Size of list doesn’t matter much, but it does inform how you test. If you have hundreds of subscribers instead of thousands, your testing process may suffer from a small sample size and a lack of statistical significance. If you ask three people if they thought “Dude, Where’s My Car?” was a great movie, and one, undiscerning person says “yes” the data show a 33% recommendation rate. However, when you ask 100 people about the same movie, you might get just three fans overall, making the rate just 3%. The smaller the tested audience, the bigger swings you’ll see in results. So, your population size (i.e. number of subscribers or recipients) has an impact on the reliability of each test and whether you can expect a test result to repeat itself as a true indicator of reality. No matter, Emma believes that the testing process reveals helpful insights regardless of the sample size. Just know that larger lists and a repetitive testing process may be required to arrive at a truly valid result.

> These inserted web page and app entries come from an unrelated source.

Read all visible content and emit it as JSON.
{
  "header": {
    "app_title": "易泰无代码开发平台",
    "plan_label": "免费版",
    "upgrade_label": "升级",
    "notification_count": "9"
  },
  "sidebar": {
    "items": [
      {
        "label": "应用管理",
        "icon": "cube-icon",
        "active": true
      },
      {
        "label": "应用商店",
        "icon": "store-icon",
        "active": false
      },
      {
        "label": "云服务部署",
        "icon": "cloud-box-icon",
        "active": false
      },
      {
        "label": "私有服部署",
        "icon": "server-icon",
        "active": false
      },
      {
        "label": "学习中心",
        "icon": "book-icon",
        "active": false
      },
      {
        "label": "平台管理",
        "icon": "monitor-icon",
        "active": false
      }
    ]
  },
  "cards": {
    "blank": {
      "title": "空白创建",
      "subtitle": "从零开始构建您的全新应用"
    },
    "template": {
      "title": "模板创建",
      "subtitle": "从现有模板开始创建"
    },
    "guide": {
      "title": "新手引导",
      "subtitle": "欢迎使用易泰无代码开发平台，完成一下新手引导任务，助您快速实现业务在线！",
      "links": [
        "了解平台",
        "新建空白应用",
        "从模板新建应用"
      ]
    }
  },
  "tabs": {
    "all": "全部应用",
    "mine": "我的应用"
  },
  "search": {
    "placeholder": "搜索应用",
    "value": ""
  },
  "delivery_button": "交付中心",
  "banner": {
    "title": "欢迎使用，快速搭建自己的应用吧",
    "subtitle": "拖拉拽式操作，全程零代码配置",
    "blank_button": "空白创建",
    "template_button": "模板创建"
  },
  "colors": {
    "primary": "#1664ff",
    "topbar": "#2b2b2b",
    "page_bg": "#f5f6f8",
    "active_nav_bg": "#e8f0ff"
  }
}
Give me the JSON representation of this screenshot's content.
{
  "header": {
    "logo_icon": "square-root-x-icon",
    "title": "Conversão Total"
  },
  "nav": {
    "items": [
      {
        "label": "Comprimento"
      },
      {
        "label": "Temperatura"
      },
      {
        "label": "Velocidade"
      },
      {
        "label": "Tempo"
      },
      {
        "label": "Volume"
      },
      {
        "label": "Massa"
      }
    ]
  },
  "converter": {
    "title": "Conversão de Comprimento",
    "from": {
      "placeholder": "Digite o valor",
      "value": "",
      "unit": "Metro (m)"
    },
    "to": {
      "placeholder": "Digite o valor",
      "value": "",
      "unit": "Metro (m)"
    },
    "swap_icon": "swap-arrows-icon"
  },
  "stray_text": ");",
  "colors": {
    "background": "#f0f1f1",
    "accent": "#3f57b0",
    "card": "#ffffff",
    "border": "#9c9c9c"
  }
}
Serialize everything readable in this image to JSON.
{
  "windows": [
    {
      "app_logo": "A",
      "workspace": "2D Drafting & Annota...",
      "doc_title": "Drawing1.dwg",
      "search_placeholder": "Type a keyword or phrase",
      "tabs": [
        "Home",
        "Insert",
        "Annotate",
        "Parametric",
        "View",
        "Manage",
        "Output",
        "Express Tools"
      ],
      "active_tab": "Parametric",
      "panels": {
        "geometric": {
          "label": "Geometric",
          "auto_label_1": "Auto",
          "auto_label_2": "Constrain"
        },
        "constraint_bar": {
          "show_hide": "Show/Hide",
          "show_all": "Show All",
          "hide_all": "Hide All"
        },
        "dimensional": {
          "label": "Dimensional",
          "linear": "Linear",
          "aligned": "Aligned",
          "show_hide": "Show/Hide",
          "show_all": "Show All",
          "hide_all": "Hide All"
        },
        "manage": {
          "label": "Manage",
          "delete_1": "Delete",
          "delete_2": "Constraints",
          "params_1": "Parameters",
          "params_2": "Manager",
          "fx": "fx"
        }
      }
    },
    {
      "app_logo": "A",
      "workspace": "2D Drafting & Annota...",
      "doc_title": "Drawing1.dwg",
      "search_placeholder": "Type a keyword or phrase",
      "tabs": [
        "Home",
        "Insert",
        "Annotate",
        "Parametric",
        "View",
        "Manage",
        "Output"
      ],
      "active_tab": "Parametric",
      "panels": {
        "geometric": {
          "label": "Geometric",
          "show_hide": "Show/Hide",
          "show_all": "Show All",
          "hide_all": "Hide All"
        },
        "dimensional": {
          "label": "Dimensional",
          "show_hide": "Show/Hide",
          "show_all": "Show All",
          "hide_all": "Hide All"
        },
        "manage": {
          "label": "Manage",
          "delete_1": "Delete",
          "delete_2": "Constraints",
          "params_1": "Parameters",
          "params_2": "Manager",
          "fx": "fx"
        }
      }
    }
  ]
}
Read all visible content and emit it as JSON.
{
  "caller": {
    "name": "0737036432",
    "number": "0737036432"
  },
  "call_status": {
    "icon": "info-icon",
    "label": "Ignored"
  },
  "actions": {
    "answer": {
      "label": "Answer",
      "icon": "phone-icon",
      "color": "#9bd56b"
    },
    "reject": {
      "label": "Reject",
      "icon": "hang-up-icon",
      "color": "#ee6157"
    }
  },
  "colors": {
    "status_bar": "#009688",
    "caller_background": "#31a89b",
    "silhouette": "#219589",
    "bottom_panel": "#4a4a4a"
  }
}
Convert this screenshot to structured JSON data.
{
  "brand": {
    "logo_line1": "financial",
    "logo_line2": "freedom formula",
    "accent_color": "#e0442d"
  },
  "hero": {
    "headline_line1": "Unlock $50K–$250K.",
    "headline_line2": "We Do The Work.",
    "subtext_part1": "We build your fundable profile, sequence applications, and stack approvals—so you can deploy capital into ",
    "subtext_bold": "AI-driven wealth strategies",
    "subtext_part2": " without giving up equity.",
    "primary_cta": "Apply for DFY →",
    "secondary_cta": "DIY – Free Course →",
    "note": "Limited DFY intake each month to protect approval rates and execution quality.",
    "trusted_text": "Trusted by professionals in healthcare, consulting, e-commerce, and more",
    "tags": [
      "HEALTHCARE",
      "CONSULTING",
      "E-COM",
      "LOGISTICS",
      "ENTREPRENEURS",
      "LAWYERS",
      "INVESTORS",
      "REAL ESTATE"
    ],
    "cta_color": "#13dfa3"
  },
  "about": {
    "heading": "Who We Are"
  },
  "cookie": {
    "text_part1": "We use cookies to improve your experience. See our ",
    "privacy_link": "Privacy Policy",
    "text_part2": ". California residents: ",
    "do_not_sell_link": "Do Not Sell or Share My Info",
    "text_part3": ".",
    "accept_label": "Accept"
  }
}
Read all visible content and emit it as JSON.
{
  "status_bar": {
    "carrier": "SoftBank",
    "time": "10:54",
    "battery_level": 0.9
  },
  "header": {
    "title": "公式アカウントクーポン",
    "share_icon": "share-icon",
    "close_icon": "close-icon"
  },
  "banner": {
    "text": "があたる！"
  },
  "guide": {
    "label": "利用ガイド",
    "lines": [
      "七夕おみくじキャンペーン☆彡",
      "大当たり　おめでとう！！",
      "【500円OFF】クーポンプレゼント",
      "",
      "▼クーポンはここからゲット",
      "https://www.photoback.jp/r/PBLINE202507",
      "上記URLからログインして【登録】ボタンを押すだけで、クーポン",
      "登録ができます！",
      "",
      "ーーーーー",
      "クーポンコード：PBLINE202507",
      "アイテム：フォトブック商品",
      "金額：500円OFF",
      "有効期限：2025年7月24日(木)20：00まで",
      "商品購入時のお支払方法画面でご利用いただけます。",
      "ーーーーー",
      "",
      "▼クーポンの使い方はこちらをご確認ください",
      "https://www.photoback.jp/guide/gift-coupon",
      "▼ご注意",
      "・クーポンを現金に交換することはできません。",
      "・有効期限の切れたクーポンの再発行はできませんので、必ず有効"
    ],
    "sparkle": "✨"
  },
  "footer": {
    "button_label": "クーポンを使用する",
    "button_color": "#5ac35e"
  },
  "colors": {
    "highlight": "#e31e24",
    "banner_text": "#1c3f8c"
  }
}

The Japanese word kaizen roughly translates to “change for better.” Organizations across the globe have adopted the kaizen philosophy of continuous improvement and applied it most commonly in the areas of manufacturing and mechanics. But kaizen can be applied to email marketing. The approach utilizes a Plan-Do-Check-Act cycle that repeats over and over again, leading to the best results possible over time. The process might look like this:
Plan:Determine what impact altering From Name has on open rate.
Do:A/B split test use of the brand name vs. the spokesperson’s name in the From Name field.
Check:Review results of the test to find that the spokesperson’s name produces a higher open rate.
Act:Apply the From Name change ongoing.
Plan:Determine if the same From Name alteration has the same impact with other lists and/or audience segments.
…and so on.
The improvement process knows no end. You can always find ways to improve your email results. The cycle should continue to solve for one issue before moving on to the next (e.g. figure out your low open rates before attempting to improve a lackluster click rate).
The decision tree that follows will help you determine whether to remain in the same Plan-Do-Check-Act cycle or to progress on to finding a remedy for a separate program weakness. If you need assistance at any time with planning your next move for your measurement and testing process, please reach out to the Emma services team.
Just like any other measurement process, the number and variety of mailing response metrics is never in short supply. Your challenge is to determine the metrics that are most meaningful for your program. Place special importance on the metrics that reflect the business objectives (i.e. customer retention, increased sales revenue, improved lead conversion rates, etc.) of your email marketing operations. A solid foundation for your measurement process should be established as soon as possible.
The typical email marketing job description likely involves skills related to list configuration, design, content development, and delivery. But measurement is also a crucial component to any email marketing operation and relentless progress monitoring should be considered a good habit as opposed to a best practice. Your program’s mailing response metrics will always be your guide. Subscriber behavior helps us determine the changes required and the alterations that can be made with purpose.
With most email measurement processes, it’s important to take the long view. Show patience and allow time for real trends to take shape and inform your approach to continuous improvement. Plan to make alterations at a campaign level in an iterative fashion, but revisit macro adjustments for your entire program at regular (monthly, quarterly, or annual) intervals. To make massive advancements with your email marketing, you must adopt a culture of measurement and experimentation. And remember, never stop improving. Good enough is not enough.